6. Automate everything
Embed an automation-first culture for agility and efficiency. The first thought on the delivery of any service or function, whether it be part of the landing zone or beyond into application delivery, should be “how can this be automated?”.
A general rule should be: if you can’t automate it, don’t use it! But, if there really is no choice but to use a service or tool that is not automatable, then ensure that these are reviewed regularly, as services and tools often evolve to allow automation where it was not previously possible
7. Build a test landing zone
Your landing zone is a critical piece of infrastructure and needs to be tested the same as any other mission-critical IT component.
The landing zone extends its security and compliance baseline to all accounts. So, your test landing zone should build accounts that are representative of those in your production landing zone.
Perform regular build/destroy lifecycles on the test landing zone. Doing so will expose any broken dependencies that may have been introduced during enhancement, extension and fixing.
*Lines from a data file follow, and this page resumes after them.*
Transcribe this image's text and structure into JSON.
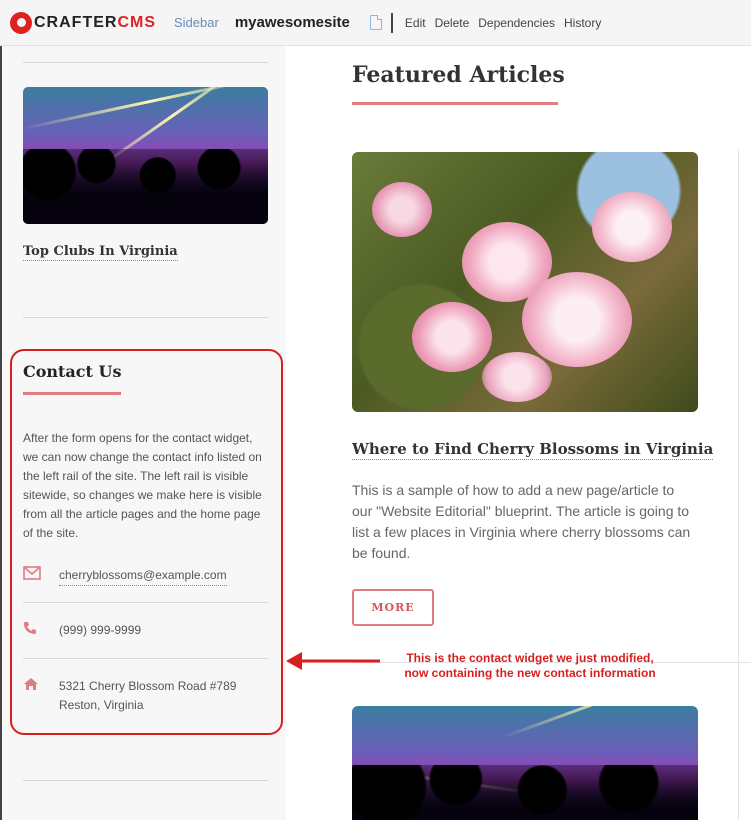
{
  "topbar": {
    "logo_main": "CRAFTER",
    "logo_accent": "CMS",
    "sidebar_label": "Sidebar",
    "site_name": "myawesomesite",
    "menu": [
      "Edit",
      "Delete",
      "Dependencies",
      "History"
    ]
  },
  "sidebar": {
    "club_title": "Top Clubs In Virginia",
    "contact": {
      "heading": "Contact Us",
      "text": "After the form opens for the contact widget, we can now change the contact info listed on the left rail of the site.  The left rail is visible sitewide, so changes we make here is visible from all the article pages and the home page of the site.",
      "email": "cherryblossoms@example.com",
      "phone": "(999) 999-9999",
      "address_line1": "5321 Cherry Blossom Road #789",
      "address_line2": "Reston, Virginia"
    }
  },
  "main": {
    "title": "Featured Articles",
    "article_title": "Where to Find Cherry Blossoms in Virginia",
    "article_desc": "This is a sample of how to add a new page/article to our \"Website Editorial\" blueprint. The article is going to list a few places in Virginia where cherry blossoms can be found.",
    "more_label": "MORE"
  },
  "annotation": {
    "line1": "This is the contact widget we just modified,",
    "line2": "now containing the new contact information"
  },
  "colors": {
    "accent": "#e07c82",
    "annotation": "#d71f1f",
    "brand_red": "#dd2222"
  },
  "icons": [
    "envelope-icon",
    "phone-icon",
    "home-icon",
    "page-icon"
  ]
}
8. Track, measure and demonstrate your security and compliance framework
Regulated businesses have to be able to demonstrate and report on specific security and compliance controls both to internal and external audiences. The key to success here is to make the controls you have in place as transparent and accessible as possible.
Keep the tracking document as simple and concise as possible, and under regular review and share the compliance documents widely for feedback from across the business
9. Go green and stay green
Keep on the right side of technical debt by immediately dealing with any security and compliance alerts as they arise.
Create a security- and compliance-aware culture. Ensure your teams understand how having a robust and well implemented set of security and compliance rules should be an enabler in driving delivery forward, and deal with issues as they arise.
10. Watch the costs
With metered-cost cloud, you only pay for what you use — but also what’s created and remains unused.
There are three main causes of cost overrun: abandoned or forgotten resources left running; poor data retention management; and incorrectly sized resources.
Design a simple resource tagging policy and enforce its usage for cost reporting; tear down and recreate resources daily to allow resources to be removed out of hours and recreated when required; and regularly review resource utilisation and adjust if appropriate.